- Vegetarianism also has a lower environmental impact compared to diets that include meat.
- It reduces greenhouse gas emissions and land use but to a lesser extent than veganism.
Section 6: Practical Considerations
- Vegans may face dietary challenges when dining out or traveling, as many restaurants and regions may have limited vegan options.
- Veganism requires careful label reading to avoid hidden animal-derived ingredients in processed foods.
- Vegetarians generally have more dietary flexibility, making it easier to find suitable food options in various settings.
- They may still need to watch for hidden animal ingredients but to a lesser extent than vegans.
Section 7: Common Misconceptions
7.1 All Vegetarians Are Vegans:
- A common misconception is that all vegetarians follow a vegan diet. In reality, vegetarians may include dairy, eggs, or both in their diets.
7.2 All Vegans Are Health-Conscious:
- Not all vegans prioritize health in their dietary choices. Some opt for veganism solely for ethical or environmental reasons and may consume processed or less healthy vegan foods.
Section 8: Conclusion
- Veganism and vegetarianism are dietary and lifestyle choices with differences in the extent of animal product avoidance.
- Vegans exclude all animal-derived products, while vegetarians may include dairy, eggs, or both in their diets.
- Both diets have health, ethical, and environmental considerations, and individuals may choose them for various reasons.

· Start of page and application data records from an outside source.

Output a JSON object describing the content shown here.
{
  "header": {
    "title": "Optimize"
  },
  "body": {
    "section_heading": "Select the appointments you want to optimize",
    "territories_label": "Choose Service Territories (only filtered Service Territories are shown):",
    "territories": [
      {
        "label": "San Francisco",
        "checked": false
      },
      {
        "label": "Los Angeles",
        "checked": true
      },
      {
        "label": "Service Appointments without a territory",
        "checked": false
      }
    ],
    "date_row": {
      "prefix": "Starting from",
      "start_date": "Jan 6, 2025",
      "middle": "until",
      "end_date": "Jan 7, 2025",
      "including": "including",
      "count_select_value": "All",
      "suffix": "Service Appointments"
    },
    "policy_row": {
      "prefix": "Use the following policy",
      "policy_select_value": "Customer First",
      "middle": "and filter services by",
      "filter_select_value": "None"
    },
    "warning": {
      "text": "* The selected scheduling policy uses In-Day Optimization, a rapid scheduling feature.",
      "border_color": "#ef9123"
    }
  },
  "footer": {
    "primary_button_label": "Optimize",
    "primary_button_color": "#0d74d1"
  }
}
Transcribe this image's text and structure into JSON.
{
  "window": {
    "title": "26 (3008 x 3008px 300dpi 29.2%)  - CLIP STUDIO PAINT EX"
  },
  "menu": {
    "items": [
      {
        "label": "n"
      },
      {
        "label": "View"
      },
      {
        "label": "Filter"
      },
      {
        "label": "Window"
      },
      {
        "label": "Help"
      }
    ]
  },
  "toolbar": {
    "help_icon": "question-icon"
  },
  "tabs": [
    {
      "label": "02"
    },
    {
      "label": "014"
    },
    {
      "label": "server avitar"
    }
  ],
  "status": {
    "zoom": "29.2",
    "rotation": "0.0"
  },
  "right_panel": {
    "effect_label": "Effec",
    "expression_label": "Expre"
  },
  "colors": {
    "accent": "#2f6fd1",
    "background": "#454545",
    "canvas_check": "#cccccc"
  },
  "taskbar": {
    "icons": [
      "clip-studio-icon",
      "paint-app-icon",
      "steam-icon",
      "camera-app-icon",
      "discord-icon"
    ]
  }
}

- It’s essential to make informed dietary choices, considering personal beliefs, health needs, and sustainability concerns.